Huguely team files appeal
Attorneys representing former University lacrosse player serve Charlottesville Circuit Court notice
Attorneys representing former University lacrosse player George Huguely are appealing his murder conviction, according to a notice filed Tuesday with the Charlottesville Circuit Court. Should the Virginia appellate court agree to hear his case, however, legal professionals say Huguely’s chances are slim.
“If the appeal is actually heard by the court of appeals, most convictions are affirmed,” Law Prof. Kent Sinclair said. “It depends on what actually happened in any individual case but statistically, [a] large majority of the appeals are unsuccessful.”
About one of five requested appeals is granted a hearing in the appellate court, Sinclair said.
A judge in August officially sentenced Huguely to 23 years in prison for the second-degree murder of his ex-girlfriend Yeardley Love, also a former University student, and grand larceny. The notice filed Tuesday came after a series of motions for appeal issued during the summer. The notice informs the court that the attorneys will submit a transcript of facts, testimony and other incidents relevant to the case.
Attorneys are not required to identify grounds for appeal in the notice. Charlottesville criminal defense lawyer Lloyd Snook III, however, said the defense may try to knock Huguely’s murder charges down to manslaughter, which would carry a lesser prison sentence.
“In the [June] motion for the new trial, they raised a number of issues and my guess is that they will basically parrot all of these issues and put them into the court of appeals,” Snook said.
Huguely’s attorneys could also appeal the larceny charge if they argued there was insufficient evidence as to whether Huguely’s crime was grand larceny or petty larceny, Snook said.
This is Huguely’s first court appeal, though last month a Charlottesville Circuit Court judge denied motions for retrial, which were filed in June.

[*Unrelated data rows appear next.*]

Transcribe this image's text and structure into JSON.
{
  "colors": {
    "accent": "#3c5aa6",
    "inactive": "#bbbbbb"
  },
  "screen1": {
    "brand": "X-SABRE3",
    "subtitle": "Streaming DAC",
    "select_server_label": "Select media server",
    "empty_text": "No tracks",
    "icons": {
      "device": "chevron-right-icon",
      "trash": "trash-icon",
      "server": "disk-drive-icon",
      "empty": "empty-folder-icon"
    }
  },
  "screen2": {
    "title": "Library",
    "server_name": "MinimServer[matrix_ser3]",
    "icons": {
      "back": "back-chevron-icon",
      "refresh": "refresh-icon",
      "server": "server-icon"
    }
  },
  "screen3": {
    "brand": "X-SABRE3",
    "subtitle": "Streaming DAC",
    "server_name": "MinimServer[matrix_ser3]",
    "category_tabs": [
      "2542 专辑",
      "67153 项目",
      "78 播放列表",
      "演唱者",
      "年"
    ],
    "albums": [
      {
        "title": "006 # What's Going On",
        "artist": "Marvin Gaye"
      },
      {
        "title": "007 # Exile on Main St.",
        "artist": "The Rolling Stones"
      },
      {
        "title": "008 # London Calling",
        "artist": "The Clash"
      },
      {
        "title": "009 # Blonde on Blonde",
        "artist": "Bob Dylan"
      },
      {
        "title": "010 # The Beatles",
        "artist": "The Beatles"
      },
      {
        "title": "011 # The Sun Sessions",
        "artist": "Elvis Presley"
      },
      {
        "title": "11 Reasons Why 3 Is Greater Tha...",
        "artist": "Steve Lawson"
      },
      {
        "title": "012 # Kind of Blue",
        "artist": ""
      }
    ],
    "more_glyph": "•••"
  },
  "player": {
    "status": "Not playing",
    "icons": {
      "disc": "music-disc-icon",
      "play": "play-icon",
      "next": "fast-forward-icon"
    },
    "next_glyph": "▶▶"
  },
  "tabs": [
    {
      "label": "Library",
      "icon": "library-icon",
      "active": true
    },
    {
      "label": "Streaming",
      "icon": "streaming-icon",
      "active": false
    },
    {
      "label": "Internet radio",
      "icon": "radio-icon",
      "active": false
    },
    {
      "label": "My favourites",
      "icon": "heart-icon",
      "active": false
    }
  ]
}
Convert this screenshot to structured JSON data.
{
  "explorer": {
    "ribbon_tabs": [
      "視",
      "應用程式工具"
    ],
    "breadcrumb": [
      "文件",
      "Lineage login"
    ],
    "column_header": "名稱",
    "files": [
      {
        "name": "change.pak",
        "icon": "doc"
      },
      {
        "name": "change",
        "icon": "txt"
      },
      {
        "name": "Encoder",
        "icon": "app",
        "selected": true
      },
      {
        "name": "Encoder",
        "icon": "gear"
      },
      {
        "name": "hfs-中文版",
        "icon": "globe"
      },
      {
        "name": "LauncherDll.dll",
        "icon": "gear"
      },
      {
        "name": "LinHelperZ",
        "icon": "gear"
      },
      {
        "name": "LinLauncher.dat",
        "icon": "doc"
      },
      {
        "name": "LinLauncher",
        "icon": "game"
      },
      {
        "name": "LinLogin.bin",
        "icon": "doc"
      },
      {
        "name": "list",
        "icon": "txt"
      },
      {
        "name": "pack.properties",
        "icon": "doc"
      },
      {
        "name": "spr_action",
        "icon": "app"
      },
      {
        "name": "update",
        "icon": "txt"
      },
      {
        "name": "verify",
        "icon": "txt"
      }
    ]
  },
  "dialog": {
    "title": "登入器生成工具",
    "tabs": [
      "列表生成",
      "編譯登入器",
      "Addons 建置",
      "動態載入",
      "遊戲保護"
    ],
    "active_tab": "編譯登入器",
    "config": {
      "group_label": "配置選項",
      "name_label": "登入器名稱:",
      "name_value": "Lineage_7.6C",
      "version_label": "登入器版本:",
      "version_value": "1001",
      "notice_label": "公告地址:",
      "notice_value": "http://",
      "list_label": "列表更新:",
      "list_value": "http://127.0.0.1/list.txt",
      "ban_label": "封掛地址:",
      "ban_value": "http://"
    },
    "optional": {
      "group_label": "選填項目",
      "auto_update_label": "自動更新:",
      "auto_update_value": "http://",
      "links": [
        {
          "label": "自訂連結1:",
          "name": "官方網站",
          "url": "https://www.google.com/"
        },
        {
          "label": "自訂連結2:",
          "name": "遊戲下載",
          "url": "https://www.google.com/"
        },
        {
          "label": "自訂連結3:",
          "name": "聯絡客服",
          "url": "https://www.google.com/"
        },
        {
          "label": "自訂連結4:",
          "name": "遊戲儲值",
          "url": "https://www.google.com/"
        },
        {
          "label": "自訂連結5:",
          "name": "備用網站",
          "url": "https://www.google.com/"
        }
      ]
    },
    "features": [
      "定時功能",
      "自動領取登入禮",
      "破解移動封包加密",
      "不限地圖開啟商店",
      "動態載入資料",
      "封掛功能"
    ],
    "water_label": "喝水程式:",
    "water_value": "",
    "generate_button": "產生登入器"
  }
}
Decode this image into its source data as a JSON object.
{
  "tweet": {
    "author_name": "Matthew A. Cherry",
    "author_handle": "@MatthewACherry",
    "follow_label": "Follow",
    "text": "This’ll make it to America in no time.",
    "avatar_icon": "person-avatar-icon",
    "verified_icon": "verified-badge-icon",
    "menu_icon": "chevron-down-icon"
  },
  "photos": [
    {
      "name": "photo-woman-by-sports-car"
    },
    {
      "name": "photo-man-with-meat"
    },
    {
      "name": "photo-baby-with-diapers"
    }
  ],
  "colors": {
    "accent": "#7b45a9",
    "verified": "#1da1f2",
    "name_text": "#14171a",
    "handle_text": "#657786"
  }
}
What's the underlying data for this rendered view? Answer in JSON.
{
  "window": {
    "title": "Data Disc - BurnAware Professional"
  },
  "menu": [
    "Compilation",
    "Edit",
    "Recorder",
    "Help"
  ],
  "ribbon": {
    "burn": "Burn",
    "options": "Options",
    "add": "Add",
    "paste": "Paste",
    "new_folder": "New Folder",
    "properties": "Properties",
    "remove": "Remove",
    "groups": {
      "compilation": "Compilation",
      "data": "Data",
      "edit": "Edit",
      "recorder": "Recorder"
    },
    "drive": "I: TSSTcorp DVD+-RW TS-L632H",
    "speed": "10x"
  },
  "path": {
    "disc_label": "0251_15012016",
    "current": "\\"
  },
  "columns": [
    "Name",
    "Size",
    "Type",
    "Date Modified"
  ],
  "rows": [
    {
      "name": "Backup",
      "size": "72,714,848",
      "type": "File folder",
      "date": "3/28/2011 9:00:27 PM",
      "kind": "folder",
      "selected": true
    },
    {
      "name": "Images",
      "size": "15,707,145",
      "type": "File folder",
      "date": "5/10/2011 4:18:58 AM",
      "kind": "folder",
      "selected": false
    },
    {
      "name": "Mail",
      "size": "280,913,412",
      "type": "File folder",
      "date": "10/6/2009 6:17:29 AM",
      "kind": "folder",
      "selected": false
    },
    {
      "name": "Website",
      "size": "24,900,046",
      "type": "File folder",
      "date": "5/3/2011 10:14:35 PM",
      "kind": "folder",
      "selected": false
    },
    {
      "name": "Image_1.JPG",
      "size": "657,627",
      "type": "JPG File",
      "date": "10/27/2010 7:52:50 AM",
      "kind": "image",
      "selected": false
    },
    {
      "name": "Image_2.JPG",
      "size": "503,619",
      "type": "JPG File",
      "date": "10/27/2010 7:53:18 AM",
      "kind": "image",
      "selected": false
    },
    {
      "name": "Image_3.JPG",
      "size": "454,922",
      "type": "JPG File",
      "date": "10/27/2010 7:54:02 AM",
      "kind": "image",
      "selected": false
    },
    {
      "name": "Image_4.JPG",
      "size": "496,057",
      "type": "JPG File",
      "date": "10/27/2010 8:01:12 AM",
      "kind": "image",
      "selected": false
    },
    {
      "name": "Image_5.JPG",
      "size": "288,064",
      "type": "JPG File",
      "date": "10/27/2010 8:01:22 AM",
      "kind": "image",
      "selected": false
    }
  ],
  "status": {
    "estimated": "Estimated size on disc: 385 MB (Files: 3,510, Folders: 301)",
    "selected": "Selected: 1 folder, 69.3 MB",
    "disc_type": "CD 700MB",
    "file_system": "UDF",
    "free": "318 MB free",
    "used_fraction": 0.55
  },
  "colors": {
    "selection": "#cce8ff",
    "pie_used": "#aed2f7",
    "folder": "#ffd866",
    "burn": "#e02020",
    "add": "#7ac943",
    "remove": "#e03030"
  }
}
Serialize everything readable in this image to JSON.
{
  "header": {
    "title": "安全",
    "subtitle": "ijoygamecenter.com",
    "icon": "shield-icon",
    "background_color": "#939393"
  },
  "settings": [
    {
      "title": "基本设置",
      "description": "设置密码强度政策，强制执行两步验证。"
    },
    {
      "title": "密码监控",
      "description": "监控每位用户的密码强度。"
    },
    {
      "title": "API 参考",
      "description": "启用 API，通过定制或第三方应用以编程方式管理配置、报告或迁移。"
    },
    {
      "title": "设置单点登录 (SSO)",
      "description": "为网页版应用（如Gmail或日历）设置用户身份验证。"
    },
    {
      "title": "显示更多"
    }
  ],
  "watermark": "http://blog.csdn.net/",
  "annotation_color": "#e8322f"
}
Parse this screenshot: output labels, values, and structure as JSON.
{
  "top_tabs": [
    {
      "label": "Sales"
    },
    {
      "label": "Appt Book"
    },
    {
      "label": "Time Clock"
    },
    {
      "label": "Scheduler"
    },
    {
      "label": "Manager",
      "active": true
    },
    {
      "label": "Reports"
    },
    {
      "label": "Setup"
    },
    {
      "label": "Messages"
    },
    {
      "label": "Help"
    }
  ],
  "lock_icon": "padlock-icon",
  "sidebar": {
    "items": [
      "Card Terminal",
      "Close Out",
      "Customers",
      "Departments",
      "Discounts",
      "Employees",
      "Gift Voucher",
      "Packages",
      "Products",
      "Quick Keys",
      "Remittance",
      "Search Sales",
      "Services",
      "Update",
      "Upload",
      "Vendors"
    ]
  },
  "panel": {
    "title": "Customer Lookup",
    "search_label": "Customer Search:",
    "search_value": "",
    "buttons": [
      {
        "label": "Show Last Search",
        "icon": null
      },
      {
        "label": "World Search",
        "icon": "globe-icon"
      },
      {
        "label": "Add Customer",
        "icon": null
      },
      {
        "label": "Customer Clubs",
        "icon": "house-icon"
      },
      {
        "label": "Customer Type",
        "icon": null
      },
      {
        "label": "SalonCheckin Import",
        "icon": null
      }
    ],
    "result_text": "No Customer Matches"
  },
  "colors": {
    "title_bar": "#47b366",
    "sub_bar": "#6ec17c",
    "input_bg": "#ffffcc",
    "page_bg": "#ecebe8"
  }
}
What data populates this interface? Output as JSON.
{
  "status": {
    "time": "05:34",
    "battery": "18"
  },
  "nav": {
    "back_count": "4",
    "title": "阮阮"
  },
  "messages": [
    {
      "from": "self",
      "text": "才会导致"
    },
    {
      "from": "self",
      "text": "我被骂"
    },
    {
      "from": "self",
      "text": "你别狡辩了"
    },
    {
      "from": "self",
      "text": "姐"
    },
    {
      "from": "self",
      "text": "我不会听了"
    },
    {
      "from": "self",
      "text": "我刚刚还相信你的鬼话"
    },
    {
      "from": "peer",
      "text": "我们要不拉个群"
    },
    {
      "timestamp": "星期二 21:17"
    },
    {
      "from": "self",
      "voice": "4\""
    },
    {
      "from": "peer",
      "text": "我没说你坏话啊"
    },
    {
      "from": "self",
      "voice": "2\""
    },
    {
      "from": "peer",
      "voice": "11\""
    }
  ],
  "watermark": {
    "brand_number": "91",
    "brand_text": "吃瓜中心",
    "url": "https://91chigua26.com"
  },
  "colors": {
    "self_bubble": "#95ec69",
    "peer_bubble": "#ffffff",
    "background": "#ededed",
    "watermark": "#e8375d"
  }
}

The appeal differs from the motion for retrial because the case will go to a distinct set of judges who are unfamiliar with the case, Snook said. Petitions for appeal allow attorneys to obtain review of a trial by a panel of appellate judges to determine whether fundamental errors were made during the initial trial. The grounds for both the retrial and appeal would not differ, Snook said.
Defense attorneys will be able to take the case to the Virginia Supreme Court if they lose in the appellate court, said Llezelle Agustin Dugger, clerk at the Charlottesville Circuit Court.
Huguely, who beat Love to death in May 2010, was recently transferred to state custody. Snook said the appeal was a long shot but that the notice was the attorneys’ attempt to take a chance while they could. “You gotta take your shot,” he said. “They don’t give you more jail time for asking.”